→ PROBLEM: If a line in the listing carries the word "extract", return a copy of that line.

━━ DATA TO EXAMINE

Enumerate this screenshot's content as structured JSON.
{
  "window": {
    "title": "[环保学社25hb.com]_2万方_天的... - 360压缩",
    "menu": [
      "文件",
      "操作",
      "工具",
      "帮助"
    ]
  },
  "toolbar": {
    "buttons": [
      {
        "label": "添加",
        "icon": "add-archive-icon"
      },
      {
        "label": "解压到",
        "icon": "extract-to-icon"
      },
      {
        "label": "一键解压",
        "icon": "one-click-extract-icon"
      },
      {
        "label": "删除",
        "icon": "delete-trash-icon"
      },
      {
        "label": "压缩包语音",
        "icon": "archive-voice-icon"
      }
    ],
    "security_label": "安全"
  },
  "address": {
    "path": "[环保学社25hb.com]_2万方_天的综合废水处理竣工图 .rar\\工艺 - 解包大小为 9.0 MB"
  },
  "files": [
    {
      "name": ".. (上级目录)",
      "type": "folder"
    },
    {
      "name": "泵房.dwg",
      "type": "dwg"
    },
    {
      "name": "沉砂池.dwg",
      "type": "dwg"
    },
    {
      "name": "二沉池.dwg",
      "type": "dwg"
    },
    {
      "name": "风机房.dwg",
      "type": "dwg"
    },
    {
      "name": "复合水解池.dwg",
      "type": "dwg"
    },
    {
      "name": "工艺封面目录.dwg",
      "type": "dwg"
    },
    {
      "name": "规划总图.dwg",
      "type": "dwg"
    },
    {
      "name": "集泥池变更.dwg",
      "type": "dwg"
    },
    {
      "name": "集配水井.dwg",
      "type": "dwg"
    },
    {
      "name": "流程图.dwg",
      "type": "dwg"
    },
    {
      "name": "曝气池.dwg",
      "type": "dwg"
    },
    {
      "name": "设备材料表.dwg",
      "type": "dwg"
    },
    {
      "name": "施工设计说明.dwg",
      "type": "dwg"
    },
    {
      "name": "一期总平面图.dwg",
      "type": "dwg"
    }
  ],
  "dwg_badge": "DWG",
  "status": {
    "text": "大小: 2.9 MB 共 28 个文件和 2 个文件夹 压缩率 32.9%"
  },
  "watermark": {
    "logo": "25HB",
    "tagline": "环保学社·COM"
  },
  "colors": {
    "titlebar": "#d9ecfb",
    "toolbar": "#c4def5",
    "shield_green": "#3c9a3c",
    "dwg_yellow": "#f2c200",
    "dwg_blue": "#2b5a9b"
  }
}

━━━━

→ TASK RESPONSE:
        "icon": "extract-to-icon"
        "icon": "one-click-extract-icon"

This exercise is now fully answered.